• _About this exercise_
Your answer should repeat every line of the records below in which the word "points" appears.

• _Records shown_
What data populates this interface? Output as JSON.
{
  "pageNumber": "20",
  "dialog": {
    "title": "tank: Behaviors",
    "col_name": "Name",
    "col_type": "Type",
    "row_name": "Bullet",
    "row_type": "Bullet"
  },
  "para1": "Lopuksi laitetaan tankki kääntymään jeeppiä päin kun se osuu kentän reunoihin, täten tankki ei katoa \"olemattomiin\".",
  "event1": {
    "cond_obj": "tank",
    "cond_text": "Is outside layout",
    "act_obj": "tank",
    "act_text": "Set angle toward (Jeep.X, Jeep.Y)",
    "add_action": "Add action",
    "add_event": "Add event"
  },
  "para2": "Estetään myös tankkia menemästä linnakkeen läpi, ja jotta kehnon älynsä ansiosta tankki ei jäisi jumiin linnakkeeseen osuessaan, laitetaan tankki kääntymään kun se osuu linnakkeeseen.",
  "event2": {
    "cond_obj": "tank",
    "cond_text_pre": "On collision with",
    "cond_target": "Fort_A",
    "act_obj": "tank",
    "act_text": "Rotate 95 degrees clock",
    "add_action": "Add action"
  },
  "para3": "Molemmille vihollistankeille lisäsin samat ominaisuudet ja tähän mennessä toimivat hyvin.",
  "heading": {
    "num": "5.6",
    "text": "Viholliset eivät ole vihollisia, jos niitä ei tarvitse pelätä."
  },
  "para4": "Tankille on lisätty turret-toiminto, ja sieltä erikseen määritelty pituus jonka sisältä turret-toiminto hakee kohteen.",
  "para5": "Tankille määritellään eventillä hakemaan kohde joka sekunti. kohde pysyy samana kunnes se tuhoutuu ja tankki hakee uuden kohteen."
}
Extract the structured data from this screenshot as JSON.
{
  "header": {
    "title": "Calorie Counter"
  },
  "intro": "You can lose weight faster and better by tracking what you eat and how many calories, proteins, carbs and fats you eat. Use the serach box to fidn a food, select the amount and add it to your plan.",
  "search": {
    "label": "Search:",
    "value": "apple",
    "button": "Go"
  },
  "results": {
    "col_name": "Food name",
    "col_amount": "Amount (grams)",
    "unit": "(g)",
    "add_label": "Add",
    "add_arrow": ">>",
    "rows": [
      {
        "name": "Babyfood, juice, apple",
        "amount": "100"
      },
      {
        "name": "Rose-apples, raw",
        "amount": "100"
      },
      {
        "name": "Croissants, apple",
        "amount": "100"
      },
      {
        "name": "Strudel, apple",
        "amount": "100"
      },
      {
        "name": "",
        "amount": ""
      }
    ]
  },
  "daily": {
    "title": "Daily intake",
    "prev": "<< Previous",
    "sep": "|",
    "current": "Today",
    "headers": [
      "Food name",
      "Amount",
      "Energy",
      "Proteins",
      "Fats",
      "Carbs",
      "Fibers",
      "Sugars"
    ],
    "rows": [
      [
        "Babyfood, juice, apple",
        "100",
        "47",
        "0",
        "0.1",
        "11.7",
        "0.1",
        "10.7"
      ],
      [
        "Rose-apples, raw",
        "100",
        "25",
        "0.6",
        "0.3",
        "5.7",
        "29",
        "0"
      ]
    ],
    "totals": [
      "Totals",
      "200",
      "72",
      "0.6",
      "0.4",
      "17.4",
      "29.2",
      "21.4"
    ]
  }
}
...
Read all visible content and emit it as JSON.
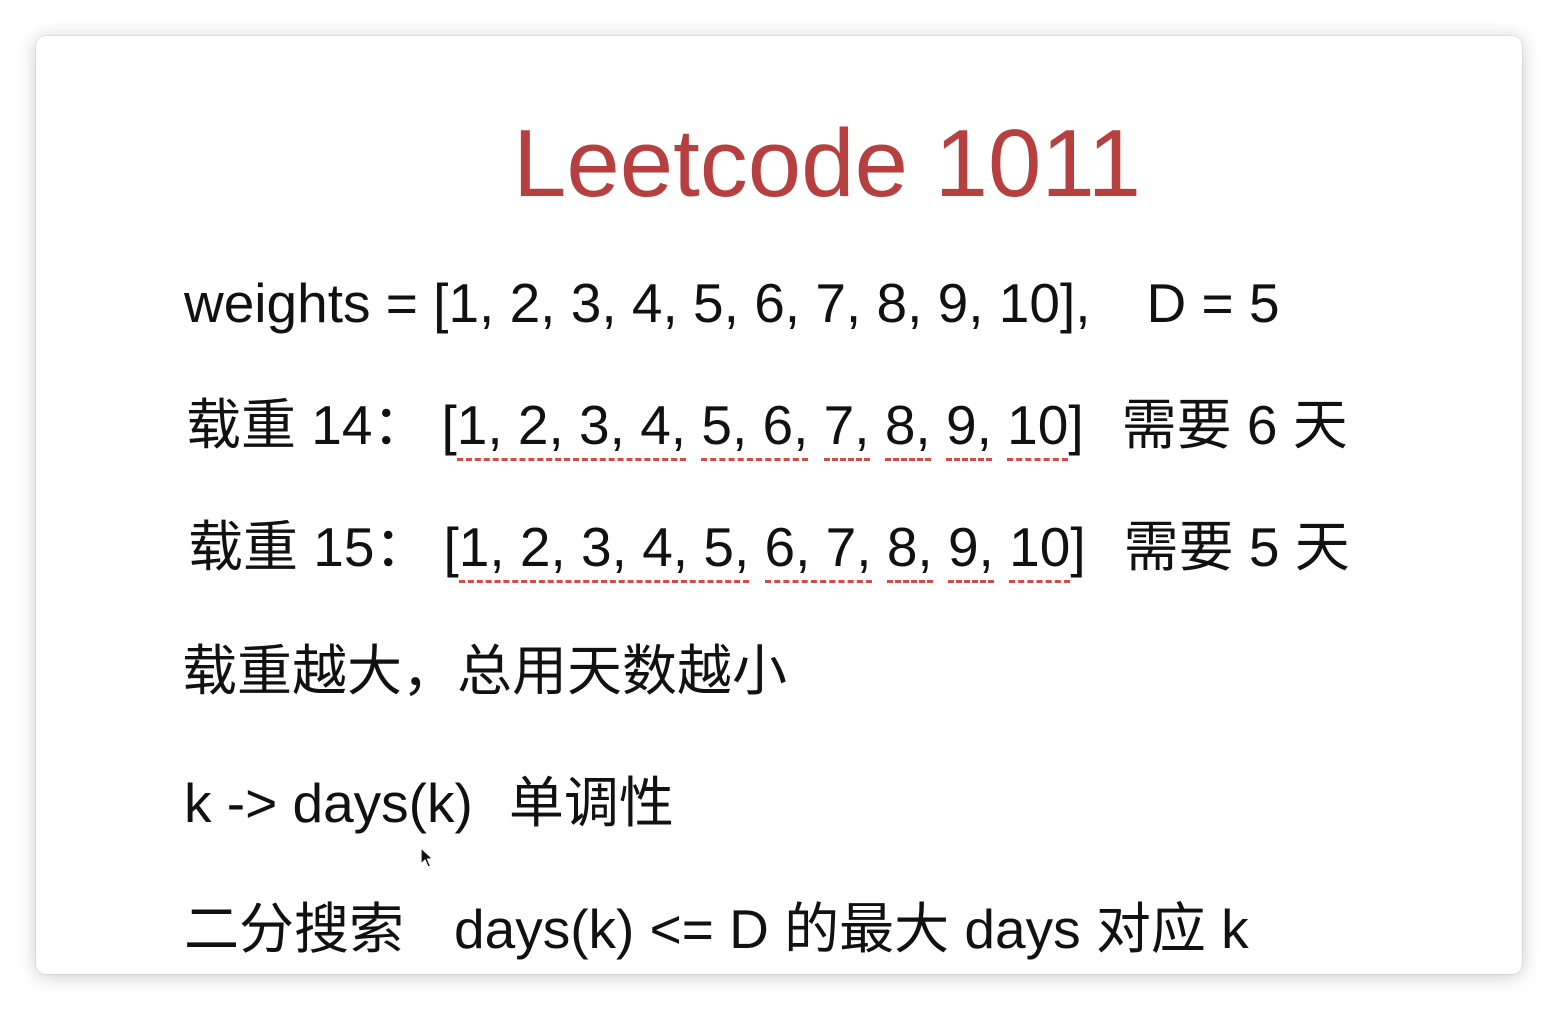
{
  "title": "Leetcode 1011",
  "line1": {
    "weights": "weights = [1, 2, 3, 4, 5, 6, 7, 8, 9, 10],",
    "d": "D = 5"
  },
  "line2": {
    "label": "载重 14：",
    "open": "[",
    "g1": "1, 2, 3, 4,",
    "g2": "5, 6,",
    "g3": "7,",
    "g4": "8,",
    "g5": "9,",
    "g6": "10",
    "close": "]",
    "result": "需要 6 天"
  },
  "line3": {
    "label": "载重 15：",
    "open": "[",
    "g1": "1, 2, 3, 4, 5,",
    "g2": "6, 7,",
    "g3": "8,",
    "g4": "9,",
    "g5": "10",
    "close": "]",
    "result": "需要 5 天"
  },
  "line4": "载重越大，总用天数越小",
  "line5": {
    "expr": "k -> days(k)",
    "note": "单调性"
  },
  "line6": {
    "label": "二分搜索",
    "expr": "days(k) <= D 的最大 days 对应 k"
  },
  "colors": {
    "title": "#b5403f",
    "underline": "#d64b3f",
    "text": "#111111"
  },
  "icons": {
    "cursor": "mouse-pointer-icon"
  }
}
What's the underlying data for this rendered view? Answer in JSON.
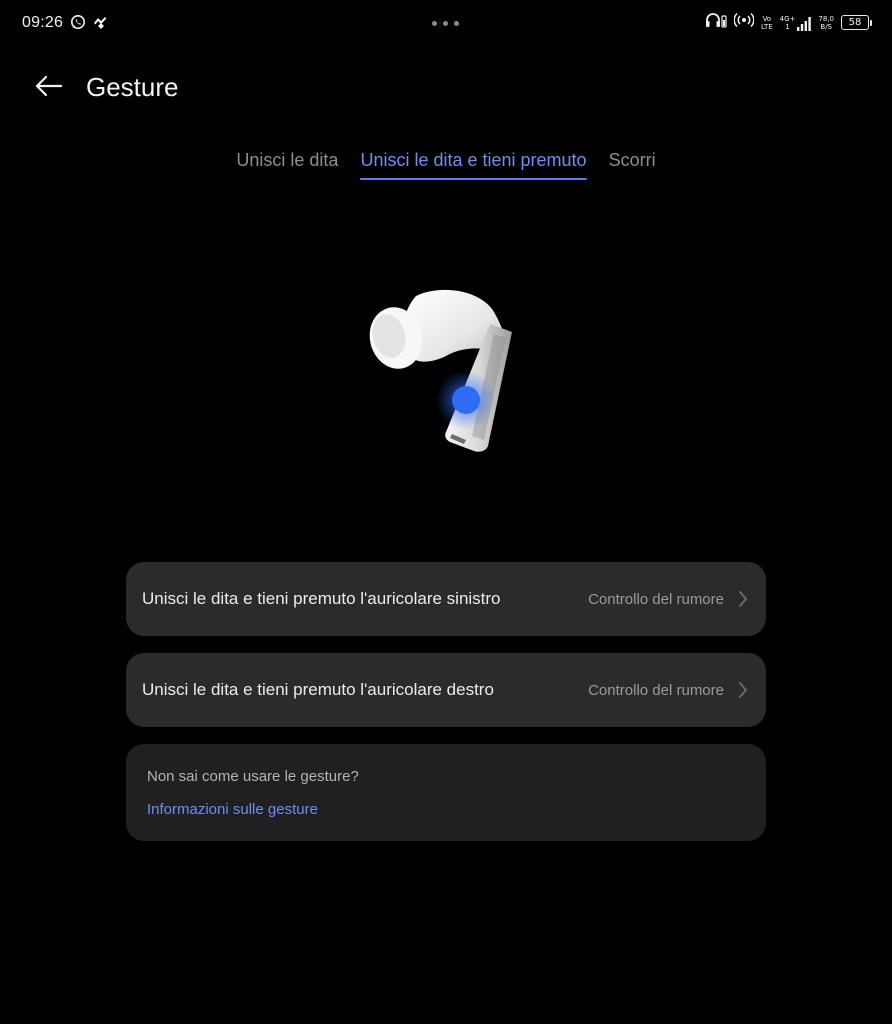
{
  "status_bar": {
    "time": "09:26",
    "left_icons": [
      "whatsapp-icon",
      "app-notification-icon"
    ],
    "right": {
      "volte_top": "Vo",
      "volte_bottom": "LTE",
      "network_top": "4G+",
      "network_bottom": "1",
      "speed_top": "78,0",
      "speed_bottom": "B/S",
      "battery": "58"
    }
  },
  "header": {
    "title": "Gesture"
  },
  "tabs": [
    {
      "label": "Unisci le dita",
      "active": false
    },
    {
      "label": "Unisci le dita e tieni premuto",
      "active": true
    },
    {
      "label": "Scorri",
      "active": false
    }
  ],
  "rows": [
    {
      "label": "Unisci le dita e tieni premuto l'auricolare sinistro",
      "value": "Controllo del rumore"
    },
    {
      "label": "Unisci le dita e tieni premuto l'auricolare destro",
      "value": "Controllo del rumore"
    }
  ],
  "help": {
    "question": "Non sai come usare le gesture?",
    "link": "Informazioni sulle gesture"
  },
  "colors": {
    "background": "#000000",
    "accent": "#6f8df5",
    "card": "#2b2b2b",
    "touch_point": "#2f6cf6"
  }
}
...
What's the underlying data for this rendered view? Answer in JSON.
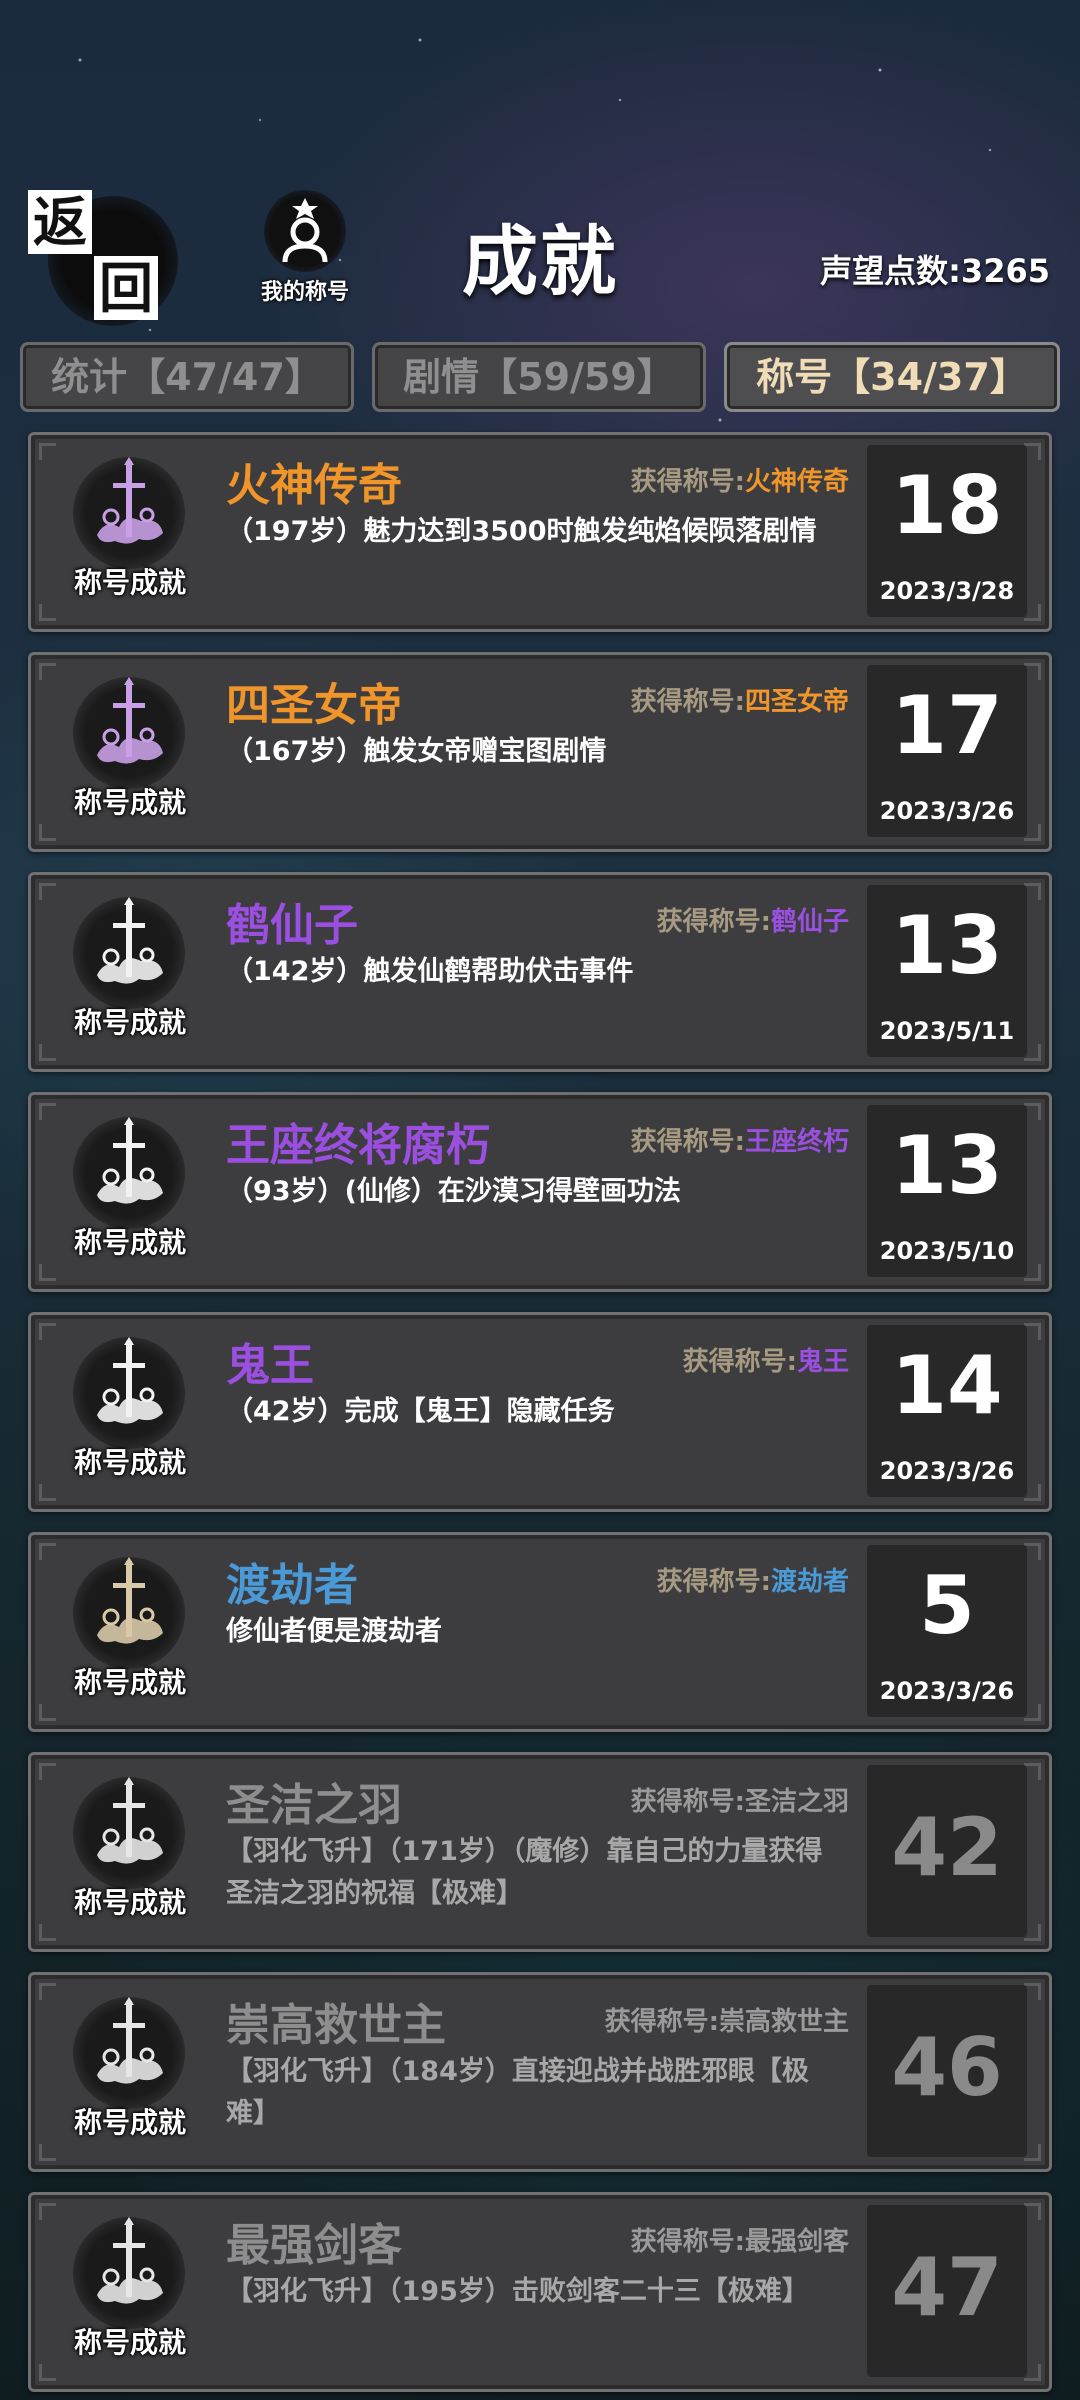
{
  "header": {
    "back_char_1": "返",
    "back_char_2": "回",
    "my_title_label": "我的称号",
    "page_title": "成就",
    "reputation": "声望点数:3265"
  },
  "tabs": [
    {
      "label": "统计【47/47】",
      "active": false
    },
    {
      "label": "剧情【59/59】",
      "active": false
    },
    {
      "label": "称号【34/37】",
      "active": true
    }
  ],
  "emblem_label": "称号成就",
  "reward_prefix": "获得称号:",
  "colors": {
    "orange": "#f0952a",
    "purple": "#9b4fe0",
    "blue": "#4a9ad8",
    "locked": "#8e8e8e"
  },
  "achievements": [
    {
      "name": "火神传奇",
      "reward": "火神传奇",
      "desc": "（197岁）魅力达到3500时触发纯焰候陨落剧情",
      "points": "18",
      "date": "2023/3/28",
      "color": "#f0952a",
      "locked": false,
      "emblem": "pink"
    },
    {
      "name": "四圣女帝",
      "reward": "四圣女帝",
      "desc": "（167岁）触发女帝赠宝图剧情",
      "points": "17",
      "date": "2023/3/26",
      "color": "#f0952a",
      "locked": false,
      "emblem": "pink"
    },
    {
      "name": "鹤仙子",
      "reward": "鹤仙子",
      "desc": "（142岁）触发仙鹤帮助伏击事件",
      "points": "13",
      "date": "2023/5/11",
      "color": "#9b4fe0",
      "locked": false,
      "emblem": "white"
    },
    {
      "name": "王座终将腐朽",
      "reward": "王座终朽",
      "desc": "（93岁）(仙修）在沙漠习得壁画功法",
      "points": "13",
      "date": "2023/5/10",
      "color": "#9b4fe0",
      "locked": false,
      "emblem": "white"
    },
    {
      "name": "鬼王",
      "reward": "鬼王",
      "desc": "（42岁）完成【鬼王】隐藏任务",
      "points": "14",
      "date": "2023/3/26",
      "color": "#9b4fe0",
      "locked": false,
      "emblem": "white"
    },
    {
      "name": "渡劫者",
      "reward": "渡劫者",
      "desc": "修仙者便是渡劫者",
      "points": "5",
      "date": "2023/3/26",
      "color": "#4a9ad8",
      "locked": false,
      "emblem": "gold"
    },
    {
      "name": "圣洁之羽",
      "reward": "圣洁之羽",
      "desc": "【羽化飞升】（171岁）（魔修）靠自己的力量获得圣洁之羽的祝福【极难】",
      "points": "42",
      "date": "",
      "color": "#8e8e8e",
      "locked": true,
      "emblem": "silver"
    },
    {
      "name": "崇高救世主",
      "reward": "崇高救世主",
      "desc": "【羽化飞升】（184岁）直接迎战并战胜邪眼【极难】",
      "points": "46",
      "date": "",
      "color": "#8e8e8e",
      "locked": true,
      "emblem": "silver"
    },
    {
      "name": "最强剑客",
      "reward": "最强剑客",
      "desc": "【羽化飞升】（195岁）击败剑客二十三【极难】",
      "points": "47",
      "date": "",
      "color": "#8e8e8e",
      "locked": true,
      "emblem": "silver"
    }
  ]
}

• _Result below_
      "points": "18",
      "points": "17",
      "points": "13",
      "points": "13",
      "points": "14",
      "points": "5",
      "points": "42",
      "points": "46",
      "points": "47",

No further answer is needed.